### TASK OBJECTIVE
Each line below should be copied exactly as it stands.

### INPUT MATERIAL
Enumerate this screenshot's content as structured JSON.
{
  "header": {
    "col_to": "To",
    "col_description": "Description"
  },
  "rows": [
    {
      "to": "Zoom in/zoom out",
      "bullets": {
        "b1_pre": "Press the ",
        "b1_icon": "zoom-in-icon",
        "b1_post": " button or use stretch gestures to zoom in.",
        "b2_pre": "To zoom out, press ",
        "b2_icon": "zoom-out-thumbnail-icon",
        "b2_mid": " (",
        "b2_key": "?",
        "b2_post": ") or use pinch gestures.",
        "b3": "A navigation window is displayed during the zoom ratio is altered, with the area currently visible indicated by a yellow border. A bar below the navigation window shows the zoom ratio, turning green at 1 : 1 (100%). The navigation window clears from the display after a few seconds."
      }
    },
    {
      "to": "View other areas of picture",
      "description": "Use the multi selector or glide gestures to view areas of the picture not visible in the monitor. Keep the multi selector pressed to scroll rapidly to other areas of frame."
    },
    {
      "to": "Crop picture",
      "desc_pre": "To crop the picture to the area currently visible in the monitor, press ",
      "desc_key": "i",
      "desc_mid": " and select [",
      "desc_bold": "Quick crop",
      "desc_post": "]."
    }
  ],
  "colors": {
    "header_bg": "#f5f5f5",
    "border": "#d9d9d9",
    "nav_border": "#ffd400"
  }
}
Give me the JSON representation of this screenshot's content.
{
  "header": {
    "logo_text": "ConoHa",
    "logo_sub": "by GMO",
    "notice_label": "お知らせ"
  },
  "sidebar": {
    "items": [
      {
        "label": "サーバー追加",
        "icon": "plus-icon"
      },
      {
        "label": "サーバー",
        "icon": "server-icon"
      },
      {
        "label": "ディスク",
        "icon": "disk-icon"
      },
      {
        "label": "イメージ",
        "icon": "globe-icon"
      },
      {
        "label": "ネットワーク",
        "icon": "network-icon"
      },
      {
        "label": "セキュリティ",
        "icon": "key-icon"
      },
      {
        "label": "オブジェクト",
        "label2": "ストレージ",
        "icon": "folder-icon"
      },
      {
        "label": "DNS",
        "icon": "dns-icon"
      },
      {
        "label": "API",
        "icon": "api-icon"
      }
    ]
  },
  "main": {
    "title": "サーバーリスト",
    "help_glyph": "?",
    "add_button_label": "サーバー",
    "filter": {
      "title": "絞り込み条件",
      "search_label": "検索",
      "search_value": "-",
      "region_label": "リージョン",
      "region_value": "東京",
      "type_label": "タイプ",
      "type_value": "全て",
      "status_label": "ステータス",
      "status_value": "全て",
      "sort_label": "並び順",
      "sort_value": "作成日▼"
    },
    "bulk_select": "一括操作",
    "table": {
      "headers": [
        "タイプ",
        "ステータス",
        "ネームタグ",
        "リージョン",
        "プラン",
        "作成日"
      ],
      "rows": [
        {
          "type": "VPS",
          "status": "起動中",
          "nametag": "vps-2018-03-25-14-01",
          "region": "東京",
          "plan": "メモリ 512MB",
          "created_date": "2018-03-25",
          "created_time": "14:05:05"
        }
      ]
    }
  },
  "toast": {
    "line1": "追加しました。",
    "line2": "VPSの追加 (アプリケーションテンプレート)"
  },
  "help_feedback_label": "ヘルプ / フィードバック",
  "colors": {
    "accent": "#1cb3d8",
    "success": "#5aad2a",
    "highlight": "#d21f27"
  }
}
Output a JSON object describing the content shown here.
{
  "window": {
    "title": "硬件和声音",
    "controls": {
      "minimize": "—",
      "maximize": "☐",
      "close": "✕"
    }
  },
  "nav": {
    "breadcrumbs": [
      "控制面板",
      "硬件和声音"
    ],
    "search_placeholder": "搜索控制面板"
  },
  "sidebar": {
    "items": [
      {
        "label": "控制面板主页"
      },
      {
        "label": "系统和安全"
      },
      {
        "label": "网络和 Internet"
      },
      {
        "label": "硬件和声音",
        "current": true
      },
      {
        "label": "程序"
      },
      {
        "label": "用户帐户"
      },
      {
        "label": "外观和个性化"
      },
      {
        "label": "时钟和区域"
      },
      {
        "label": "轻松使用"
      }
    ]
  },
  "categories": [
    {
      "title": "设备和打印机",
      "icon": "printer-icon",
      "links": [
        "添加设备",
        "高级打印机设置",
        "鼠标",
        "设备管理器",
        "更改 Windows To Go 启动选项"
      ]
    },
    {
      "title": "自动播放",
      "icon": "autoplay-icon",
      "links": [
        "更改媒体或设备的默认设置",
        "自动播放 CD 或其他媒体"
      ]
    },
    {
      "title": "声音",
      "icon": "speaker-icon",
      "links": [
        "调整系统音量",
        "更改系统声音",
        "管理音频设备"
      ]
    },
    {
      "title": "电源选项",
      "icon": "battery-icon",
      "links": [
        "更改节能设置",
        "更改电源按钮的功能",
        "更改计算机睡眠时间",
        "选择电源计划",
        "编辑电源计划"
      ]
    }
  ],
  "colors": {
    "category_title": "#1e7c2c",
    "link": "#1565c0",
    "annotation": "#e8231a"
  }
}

### TASK SOLUTION
Enumerate this screenshot's content as structured JSON.
{
  "header": {
    "col_to": "To",
    "col_description": "Description"
  },
  "rows": [
    {
      "to": "Zoom in/zoom out",
      "bullets": {
        "b1_pre": "Press the ",
        "b1_icon": "zoom-in-icon",
        "b1_post": " button or use stretch gestures to zoom in.",
        "b2_pre": "To zoom out, press ",
        "b2_icon": "zoom-out-thumbnail-icon",
        "b2_mid": " (",
        "b2_key": "?",
        "b2_post": ") or use pinch gestures.",
        "b3": "A navigation window is displayed during the zoom ratio is altered, with the area currently visible indicated by a yellow border. A bar below the navigation window shows the zoom ratio, turning green at 1 : 1 (100%). The navigation window clears from the display after a few seconds."
      }
    },
    {
      "to": "View other areas of picture",
      "description": "Use the multi selector or glide gestures to view areas of the picture not visible in the monitor. Keep the multi selector pressed to scroll rapidly to other areas of frame."
    },
    {
      "to": "Crop picture",
      "desc_pre": "To crop the picture to the area currently visible in the monitor, press ",
      "desc_key": "i",
      "desc_mid": " and select [",
      "desc_bold": "Quick crop",
      "desc_post": "]."
    }
  ],
  "colors": {
    "header_bg": "#f5f5f5",
    "border": "#d9d9d9",
    "nav_border": "#ffd400"
  }
}
Give me the JSON representation of this screenshot's content.
{
  "header": {
    "logo_text": "ConoHa",
    "logo_sub": "by GMO",
    "notice_label": "お知らせ"
  },
  "sidebar": {
    "items": [
      {
        "label": "サーバー追加",
        "icon": "plus-icon"
      },
      {
        "label": "サーバー",
        "icon": "server-icon"
      },
      {
        "label": "ディスク",
        "icon": "disk-icon"
      },
      {
        "label": "イメージ",
        "icon": "globe-icon"
      },
      {
        "label": "ネットワーク",
        "icon": "network-icon"
      },
      {
        "label": "セキュリティ",
        "icon": "key-icon"
      },
      {
        "label": "オブジェクト",
        "label2": "ストレージ",
        "icon": "folder-icon"
      },
      {
        "label": "DNS",
        "icon": "dns-icon"
      },
      {
        "label": "API",
        "icon": "api-icon"
      }
    ]
  },
  "main": {
    "title": "サーバーリスト",
    "help_glyph": "?",
    "add_button_label": "サーバー",
    "filter": {
      "title": "絞り込み条件",
      "search_label": "検索",
      "search_value": "-",
      "region_label": "リージョン",
      "region_value": "東京",
      "type_label": "タイプ",
      "type_value": "全て",
      "status_label": "ステータス",
      "status_value": "全て",
      "sort_label": "並び順",
      "sort_value": "作成日▼"
    },
    "bulk_select": "一括操作",
    "table": {
      "headers": [
        "タイプ",
        "ステータス",
        "ネームタグ",
        "リージョン",
        "プラン",
        "作成日"
      ],
      "rows": [
        {
          "type": "VPS",
          "status": "起動中",
          "nametag": "vps-2018-03-25-14-01",
          "region": "東京",
          "plan": "メモリ 512MB",
          "created_date": "2018-03-25",
          "created_time": "14:05:05"
        }
      ]
    }
  },
  "toast": {
    "line1": "追加しました。",
    "line2": "VPSの追加 (アプリケーションテンプレート)"
  },
  "help_feedback_label": "ヘルプ / フィードバック",
  "colors": {
    "accent": "#1cb3d8",
    "success": "#5aad2a",
    "highlight": "#d21f27"
  }
}
Output a JSON object describing the content shown here.
{
  "window": {
    "title": "硬件和声音",
    "controls": {
      "minimize": "—",
      "maximize": "☐",
      "close": "✕"
    }
  },
  "nav": {
    "breadcrumbs": [
      "控制面板",
      "硬件和声音"
    ],
    "search_placeholder": "搜索控制面板"
  },
  "sidebar": {
    "items": [
      {
        "label": "控制面板主页"
      },
      {
        "label": "系统和安全"
      },
      {
        "label": "网络和 Internet"
      },
      {
        "label": "硬件和声音",
        "current": true
      },
      {
        "label": "程序"
      },
      {
        "label": "用户帐户"
      },
      {
        "label": "外观和个性化"
      },
      {
        "label": "时钟和区域"
      },
      {
        "label": "轻松使用"
      }
    ]
  },
  "categories": [
    {
      "title": "设备和打印机",
      "icon": "printer-icon",
      "links": [
        "添加设备",
        "高级打印机设置",
        "鼠标",
        "设备管理器",
        "更改 Windows To Go 启动选项"
      ]
    },
    {
      "title": "自动播放",
      "icon": "autoplay-icon",
      "links": [
        "更改媒体或设备的默认设置",
        "自动播放 CD 或其他媒体"
      ]
    },
    {
      "title": "声音",
      "icon": "speaker-icon",
      "links": [
        "调整系统音量",
        "更改系统声音",
        "管理音频设备"
      ]
    },
    {
      "title": "电源选项",
      "icon": "battery-icon",
      "links": [
        "更改节能设置",
        "更改电源按钮的功能",
        "更改计算机睡眠时间",
        "选择电源计划",
        "编辑电源计划"
      ]
    }
  ],
  "colors": {
    "category_title": "#1e7c2c",
    "link": "#1565c0",
    "annotation": "#e8231a"
  }
}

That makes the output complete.